Online security comprises an array of tools that build enterprise-level resilience into the IT. Included are highly secure firewalls, web filtering, optional encryption of sent emails, management of access devices – and dual factor authentication [2FA] where required. 2FA allows for the identification of individuals through a combination of user name and password and information known only to them.

Other security tools monitor, control and enforce acceptable use policies, and block access to inappropriate websites and other sites the user organisation wants to exclude. These tools can reduce web misuse by staff.

There is a security advantage in using a hosted desktop at a wi-fi hotspot, for example such as those found at hotels and bars, because with the hosted desktop the computing power and data remain in the secure datacentre.

Thin clients and security
Security is further enhanced where thin clients are used. Comprising a ‘plug and play’ keyboard and screen – and little else – a thin client is inherently more secure to use than a computing device. For the security-conscious business, a thin client should therefore be the cloud computing access device of choice.

In conclusion…
Cloud computing helps a business to upgrade its processes and manage its global or regional operation more efficiently and cost effectively. It has the inherent ability to store and access [from anywhere] massive amounts of data without the need for the in-house purchase of additional hardware to handle it.

The cloud services provider looks after that requirement and charges on a usage basis, not the upfront costs. It carries those costs itself, just as it manages software licences and upgrades and all the other things that have traditionally gone on inhouse IT, including data and information security.

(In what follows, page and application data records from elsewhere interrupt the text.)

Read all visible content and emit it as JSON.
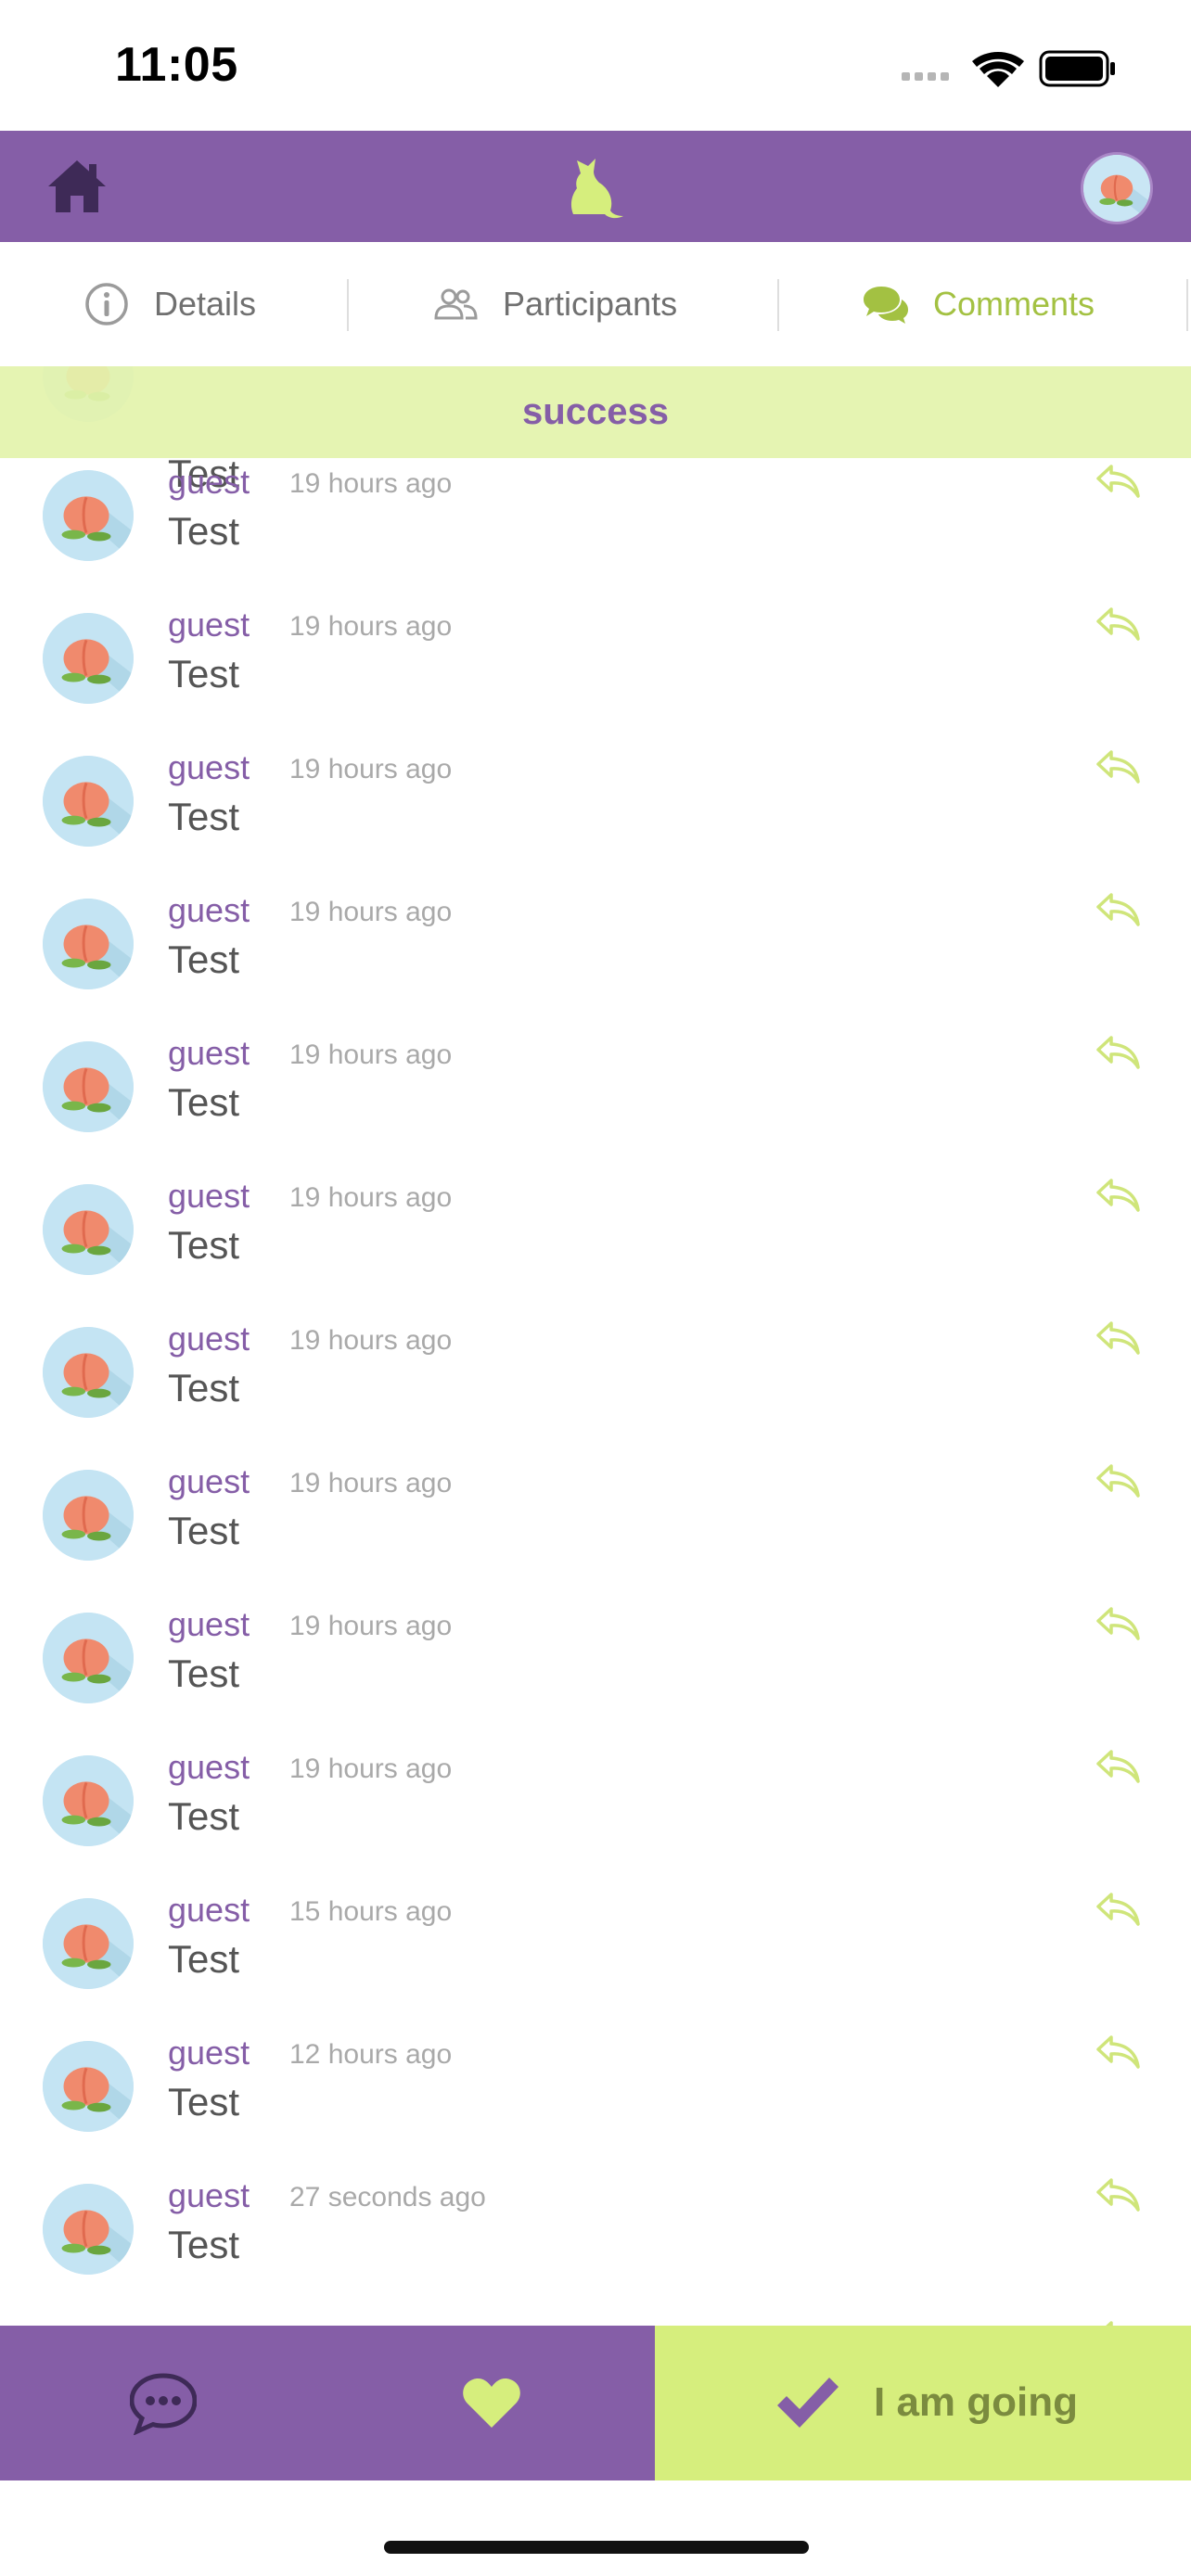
{
  "status_bar": {
    "time": "11:05"
  },
  "header": {
    "home_icon": "home-icon",
    "logo_icon": "cat-logo-icon",
    "avatar_icon": "peach-avatar-icon",
    "color": "#855ea7"
  },
  "tabs": [
    {
      "label": "Details",
      "icon": "info-icon",
      "active": false
    },
    {
      "label": "Participants",
      "icon": "people-icon",
      "active": false
    },
    {
      "label": "Comments",
      "icon": "comments-icon",
      "active": true
    }
  ],
  "toast": {
    "text": "success",
    "background": "#e3f3ac"
  },
  "partial_top_comment": {
    "text": "Test"
  },
  "comments": [
    {
      "author": "guest",
      "time": "19 hours ago",
      "text": "Test"
    },
    {
      "author": "guest",
      "time": "19 hours ago",
      "text": "Test"
    },
    {
      "author": "guest",
      "time": "19 hours ago",
      "text": "Test"
    },
    {
      "author": "guest",
      "time": "19 hours ago",
      "text": "Test"
    },
    {
      "author": "guest",
      "time": "19 hours ago",
      "text": "Test"
    },
    {
      "author": "guest",
      "time": "19 hours ago",
      "text": "Test"
    },
    {
      "author": "guest",
      "time": "19 hours ago",
      "text": "Test"
    },
    {
      "author": "guest",
      "time": "19 hours ago",
      "text": "Test"
    },
    {
      "author": "guest",
      "time": "19 hours ago",
      "text": "Test"
    },
    {
      "author": "guest",
      "time": "19 hours ago",
      "text": "Test"
    },
    {
      "author": "guest",
      "time": "15 hours ago",
      "text": "Test"
    },
    {
      "author": "guest",
      "time": "12 hours ago",
      "text": "Test"
    },
    {
      "author": "guest",
      "time": "27 seconds ago",
      "text": "Test"
    }
  ],
  "bottom_bar": {
    "chat_icon": "chat-bubble-icon",
    "heart_icon": "heart-icon",
    "going_label": "I am going",
    "going_icon": "checkmark-icon",
    "going_color": "#d6ee7d"
  }
}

Joseph BlassJoseph Blass is CEO, WorkPlaceLive. With roots going back to 1996, WorkPlaceLive was founded in 2006 as a provider of cloud computing services. One of the first UK providers of hosted desktop services, its hosted desktops allow customers and their employees the freedom to work from anywhere in the world, from any device, as easily as they would in their office.